| Record set |
== == ==
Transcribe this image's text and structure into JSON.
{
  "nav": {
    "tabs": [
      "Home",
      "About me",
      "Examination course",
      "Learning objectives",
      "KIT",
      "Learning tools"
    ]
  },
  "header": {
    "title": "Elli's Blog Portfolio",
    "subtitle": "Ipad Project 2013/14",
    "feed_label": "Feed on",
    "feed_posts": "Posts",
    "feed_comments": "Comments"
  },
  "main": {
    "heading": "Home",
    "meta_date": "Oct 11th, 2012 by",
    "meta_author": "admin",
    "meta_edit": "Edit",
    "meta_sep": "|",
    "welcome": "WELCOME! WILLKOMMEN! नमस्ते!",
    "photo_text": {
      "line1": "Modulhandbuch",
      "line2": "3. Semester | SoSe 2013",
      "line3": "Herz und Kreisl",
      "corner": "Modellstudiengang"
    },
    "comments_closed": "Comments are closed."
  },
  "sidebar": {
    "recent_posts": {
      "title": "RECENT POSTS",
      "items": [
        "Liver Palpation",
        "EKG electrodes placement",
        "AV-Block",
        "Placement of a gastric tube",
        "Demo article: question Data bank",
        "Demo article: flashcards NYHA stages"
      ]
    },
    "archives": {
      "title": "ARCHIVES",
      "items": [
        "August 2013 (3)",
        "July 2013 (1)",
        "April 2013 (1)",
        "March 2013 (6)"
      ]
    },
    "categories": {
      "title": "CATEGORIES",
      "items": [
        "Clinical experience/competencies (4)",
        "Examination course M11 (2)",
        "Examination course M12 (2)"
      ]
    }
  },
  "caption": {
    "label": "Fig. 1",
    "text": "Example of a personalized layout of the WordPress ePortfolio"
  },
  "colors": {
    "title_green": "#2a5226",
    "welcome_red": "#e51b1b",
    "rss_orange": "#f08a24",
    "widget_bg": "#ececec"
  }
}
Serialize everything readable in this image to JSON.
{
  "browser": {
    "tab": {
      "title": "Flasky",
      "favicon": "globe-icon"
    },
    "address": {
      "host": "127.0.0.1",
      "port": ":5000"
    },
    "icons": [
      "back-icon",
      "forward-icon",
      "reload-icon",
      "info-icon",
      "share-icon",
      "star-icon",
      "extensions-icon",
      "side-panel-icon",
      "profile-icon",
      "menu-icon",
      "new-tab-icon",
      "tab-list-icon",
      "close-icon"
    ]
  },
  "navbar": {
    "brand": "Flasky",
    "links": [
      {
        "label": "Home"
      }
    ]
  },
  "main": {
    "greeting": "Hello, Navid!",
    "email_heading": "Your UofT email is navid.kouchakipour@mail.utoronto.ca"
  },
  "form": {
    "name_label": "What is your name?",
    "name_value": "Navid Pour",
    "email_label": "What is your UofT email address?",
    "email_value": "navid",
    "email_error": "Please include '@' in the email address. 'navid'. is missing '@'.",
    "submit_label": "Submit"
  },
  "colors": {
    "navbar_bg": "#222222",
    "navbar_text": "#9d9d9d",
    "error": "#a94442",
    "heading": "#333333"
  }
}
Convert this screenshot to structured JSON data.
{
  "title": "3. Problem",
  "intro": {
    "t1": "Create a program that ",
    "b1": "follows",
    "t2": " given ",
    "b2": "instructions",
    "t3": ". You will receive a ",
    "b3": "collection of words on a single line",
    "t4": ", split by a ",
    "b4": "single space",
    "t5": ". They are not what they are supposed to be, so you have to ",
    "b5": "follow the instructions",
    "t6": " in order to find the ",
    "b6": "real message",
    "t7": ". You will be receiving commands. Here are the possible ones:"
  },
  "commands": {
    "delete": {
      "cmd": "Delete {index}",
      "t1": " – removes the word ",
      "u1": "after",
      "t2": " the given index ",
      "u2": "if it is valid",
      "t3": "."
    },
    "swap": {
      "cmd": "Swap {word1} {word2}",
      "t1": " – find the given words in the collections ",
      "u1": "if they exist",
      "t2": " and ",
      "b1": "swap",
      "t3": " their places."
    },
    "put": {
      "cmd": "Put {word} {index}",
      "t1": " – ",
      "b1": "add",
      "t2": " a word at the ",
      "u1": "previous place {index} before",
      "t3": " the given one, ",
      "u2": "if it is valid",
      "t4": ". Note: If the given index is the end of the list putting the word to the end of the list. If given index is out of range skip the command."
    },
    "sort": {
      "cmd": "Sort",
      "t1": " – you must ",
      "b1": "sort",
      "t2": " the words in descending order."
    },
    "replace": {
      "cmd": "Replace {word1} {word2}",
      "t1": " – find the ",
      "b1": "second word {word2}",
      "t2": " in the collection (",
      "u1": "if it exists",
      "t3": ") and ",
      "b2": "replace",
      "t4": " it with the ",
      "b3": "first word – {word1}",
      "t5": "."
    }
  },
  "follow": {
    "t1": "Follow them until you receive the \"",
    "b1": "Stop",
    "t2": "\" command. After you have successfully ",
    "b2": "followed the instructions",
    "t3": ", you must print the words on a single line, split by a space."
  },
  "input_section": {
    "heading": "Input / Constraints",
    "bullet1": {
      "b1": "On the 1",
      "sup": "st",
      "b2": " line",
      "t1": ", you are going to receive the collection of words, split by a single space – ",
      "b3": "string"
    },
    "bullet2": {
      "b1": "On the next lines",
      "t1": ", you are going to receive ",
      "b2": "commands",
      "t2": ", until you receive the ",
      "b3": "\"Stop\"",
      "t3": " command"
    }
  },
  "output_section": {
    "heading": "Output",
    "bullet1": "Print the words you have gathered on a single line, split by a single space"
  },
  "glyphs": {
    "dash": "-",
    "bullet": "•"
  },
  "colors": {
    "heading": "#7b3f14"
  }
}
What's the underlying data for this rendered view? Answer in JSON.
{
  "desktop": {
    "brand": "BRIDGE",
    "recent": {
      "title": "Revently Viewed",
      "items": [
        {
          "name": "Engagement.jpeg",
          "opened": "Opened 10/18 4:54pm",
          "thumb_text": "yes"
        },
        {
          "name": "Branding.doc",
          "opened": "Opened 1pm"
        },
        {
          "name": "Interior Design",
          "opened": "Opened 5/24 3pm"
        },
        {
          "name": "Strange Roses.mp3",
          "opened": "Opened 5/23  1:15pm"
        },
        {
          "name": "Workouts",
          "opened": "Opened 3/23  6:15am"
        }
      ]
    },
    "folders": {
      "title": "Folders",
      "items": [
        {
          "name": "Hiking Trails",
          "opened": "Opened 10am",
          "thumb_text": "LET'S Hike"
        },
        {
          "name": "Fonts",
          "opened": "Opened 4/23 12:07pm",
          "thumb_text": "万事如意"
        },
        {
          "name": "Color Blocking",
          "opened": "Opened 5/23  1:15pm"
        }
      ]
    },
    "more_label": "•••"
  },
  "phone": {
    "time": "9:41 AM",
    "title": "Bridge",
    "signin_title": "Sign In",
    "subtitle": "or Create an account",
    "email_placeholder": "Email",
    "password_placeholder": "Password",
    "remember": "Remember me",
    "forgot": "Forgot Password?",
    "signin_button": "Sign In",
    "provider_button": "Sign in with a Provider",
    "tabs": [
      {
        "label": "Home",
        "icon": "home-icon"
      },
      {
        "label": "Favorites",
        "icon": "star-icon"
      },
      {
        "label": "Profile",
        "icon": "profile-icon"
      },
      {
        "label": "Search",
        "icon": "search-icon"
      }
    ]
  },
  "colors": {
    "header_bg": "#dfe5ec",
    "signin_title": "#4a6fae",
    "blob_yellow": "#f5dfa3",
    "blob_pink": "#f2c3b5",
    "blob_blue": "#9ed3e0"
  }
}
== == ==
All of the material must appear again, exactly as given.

Transcribe this image's text and structure into JSON.
{
  "nav": {
    "tabs": [
      "Home",
      "About me",
      "Examination course",
      "Learning objectives",
      "KIT",
      "Learning tools"
    ]
  },
  "header": {
    "title": "Elli's Blog Portfolio",
    "subtitle": "Ipad Project 2013/14",
    "feed_label": "Feed on",
    "feed_posts": "Posts",
    "feed_comments": "Comments"
  },
  "main": {
    "heading": "Home",
    "meta_date": "Oct 11th, 2012 by",
    "meta_author": "admin",
    "meta_edit": "Edit",
    "meta_sep": "|",
    "welcome": "WELCOME! WILLKOMMEN! नमस्ते!",
    "photo_text": {
      "line1": "Modulhandbuch",
      "line2": "3. Semester | SoSe 2013",
      "line3": "Herz und Kreisl",
      "corner": "Modellstudiengang"
    },
    "comments_closed": "Comments are closed."
  },
  "sidebar": {
    "recent_posts": {
      "title": "RECENT POSTS",
      "items": [
        "Liver Palpation",
        "EKG electrodes placement",
        "AV-Block",
        "Placement of a gastric tube",
        "Demo article: question Data bank",
        "Demo article: flashcards NYHA stages"
      ]
    },
    "archives": {
      "title": "ARCHIVES",
      "items": [
        "August 2013 (3)",
        "July 2013 (1)",
        "April 2013 (1)",
        "March 2013 (6)"
      ]
    },
    "categories": {
      "title": "CATEGORIES",
      "items": [
        "Clinical experience/competencies (4)",
        "Examination course M11 (2)",
        "Examination course M12 (2)"
      ]
    }
  },
  "caption": {
    "label": "Fig. 1",
    "text": "Example of a personalized layout of the WordPress ePortfolio"
  },
  "colors": {
    "title_green": "#2a5226",
    "welcome_red": "#e51b1b",
    "rss_orange": "#f08a24",
    "widget_bg": "#ececec"
  }
}
Serialize everything readable in this image to JSON.
{
  "browser": {
    "tab": {
      "title": "Flasky",
      "favicon": "globe-icon"
    },
    "address": {
      "host": "127.0.0.1",
      "port": ":5000"
    },
    "icons": [
      "back-icon",
      "forward-icon",
      "reload-icon",
      "info-icon",
      "share-icon",
      "star-icon",
      "extensions-icon",
      "side-panel-icon",
      "profile-icon",
      "menu-icon",
      "new-tab-icon",
      "tab-list-icon",
      "close-icon"
    ]
  },
  "navbar": {
    "brand": "Flasky",
    "links": [
      {
        "label": "Home"
      }
    ]
  },
  "main": {
    "greeting": "Hello, Navid!",
    "email_heading": "Your UofT email is navid.kouchakipour@mail.utoronto.ca"
  },
  "form": {
    "name_label": "What is your name?",
    "name_value": "Navid Pour",
    "email_label": "What is your UofT email address?",
    "email_value": "navid",
    "email_error": "Please include '@' in the email address. 'navid'. is missing '@'.",
    "submit_label": "Submit"
  },
  "colors": {
    "navbar_bg": "#222222",
    "navbar_text": "#9d9d9d",
    "error": "#a94442",
    "heading": "#333333"
  }
}
Convert this screenshot to structured JSON data.
{
  "title": "3. Problem",
  "intro": {
    "t1": "Create a program that ",
    "b1": "follows",
    "t2": " given ",
    "b2": "instructions",
    "t3": ". You will receive a ",
    "b3": "collection of words on a single line",
    "t4": ", split by a ",
    "b4": "single space",
    "t5": ". They are not what they are supposed to be, so you have to ",
    "b5": "follow the instructions",
    "t6": " in order to find the ",
    "b6": "real message",
    "t7": ". You will be receiving commands. Here are the possible ones:"
  },
  "commands": {
    "delete": {
      "cmd": "Delete {index}",
      "t1": " – removes the word ",
      "u1": "after",
      "t2": " the given index ",
      "u2": "if it is valid",
      "t3": "."
    },
    "swap": {
      "cmd": "Swap {word1} {word2}",
      "t1": " – find the given words in the collections ",
      "u1": "if they exist",
      "t2": " and ",
      "b1": "swap",
      "t3": " their places."
    },
    "put": {
      "cmd": "Put {word} {index}",
      "t1": " – ",
      "b1": "add",
      "t2": " a word at the ",
      "u1": "previous place {index} before",
      "t3": " the given one, ",
      "u2": "if it is valid",
      "t4": ". Note: If the given index is the end of the list putting the word to the end of the list. If given index is out of range skip the command."
    },
    "sort": {
      "cmd": "Sort",
      "t1": " – you must ",
      "b1": "sort",
      "t2": " the words in descending order."
    },
    "replace": {
      "cmd": "Replace {word1} {word2}",
      "t1": " – find the ",
      "b1": "second word {word2}",
      "t2": " in the collection (",
      "u1": "if it exists",
      "t3": ") and ",
      "b2": "replace",
      "t4": " it with the ",
      "b3": "first word – {word1}",
      "t5": "."
    }
  },
  "follow": {
    "t1": "Follow them until you receive the \"",
    "b1": "Stop",
    "t2": "\" command. After you have successfully ",
    "b2": "followed the instructions",
    "t3": ", you must print the words on a single line, split by a space."
  },
  "input_section": {
    "heading": "Input / Constraints",
    "bullet1": {
      "b1": "On the 1",
      "sup": "st",
      "b2": " line",
      "t1": ", you are going to receive the collection of words, split by a single space – ",
      "b3": "string"
    },
    "bullet2": {
      "b1": "On the next lines",
      "t1": ", you are going to receive ",
      "b2": "commands",
      "t2": ", until you receive the ",
      "b3": "\"Stop\"",
      "t3": " command"
    }
  },
  "output_section": {
    "heading": "Output",
    "bullet1": "Print the words you have gathered on a single line, split by a single space"
  },
  "glyphs": {
    "dash": "-",
    "bullet": "•"
  },
  "colors": {
    "heading": "#7b3f14"
  }
}
What's the underlying data for this rendered view? Answer in JSON.
{
  "desktop": {
    "brand": "BRIDGE",
    "recent": {
      "title": "Revently Viewed",
      "items": [
        {
          "name": "Engagement.jpeg",
          "opened": "Opened 10/18 4:54pm",
          "thumb_text": "yes"
        },
        {
          "name": "Branding.doc",
          "opened": "Opened 1pm"
        },
        {
          "name": "Interior Design",
          "opened": "Opened 5/24 3pm"
        },
        {
          "name": "Strange Roses.mp3",
          "opened": "Opened 5/23  1:15pm"
        },
        {
          "name": "Workouts",
          "opened": "Opened 3/23  6:15am"
        }
      ]
    },
    "folders": {
      "title": "Folders",
      "items": [
        {
          "name": "Hiking Trails",
          "opened": "Opened 10am",
          "thumb_text": "LET'S Hike"
        },
        {
          "name": "Fonts",
          "opened": "Opened 4/23 12:07pm",
          "thumb_text": "万事如意"
        },
        {
          "name": "Color Blocking",
          "opened": "Opened 5/23  1:15pm"
        }
      ]
    },
    "more_label": "•••"
  },
  "phone": {
    "time": "9:41 AM",
    "title": "Bridge",
    "signin_title": "Sign In",
    "subtitle": "or Create an account",
    "email_placeholder": "Email",
    "password_placeholder": "Password",
    "remember": "Remember me",
    "forgot": "Forgot Password?",
    "signin_button": "Sign In",
    "provider_button": "Sign in with a Provider",
    "tabs": [
      {
        "label": "Home",
        "icon": "home-icon"
      },
      {
        "label": "Favorites",
        "icon": "star-icon"
      },
      {
        "label": "Profile",
        "icon": "profile-icon"
      },
      {
        "label": "Search",
        "icon": "search-icon"
      }
    ]
  },
  "colors": {
    "header_bg": "#dfe5ec",
    "signin_title": "#4a6fae",
    "blob_yellow": "#f5dfa3",
    "blob_pink": "#f2c3b5",
    "blob_blue": "#9ed3e0"
  }
}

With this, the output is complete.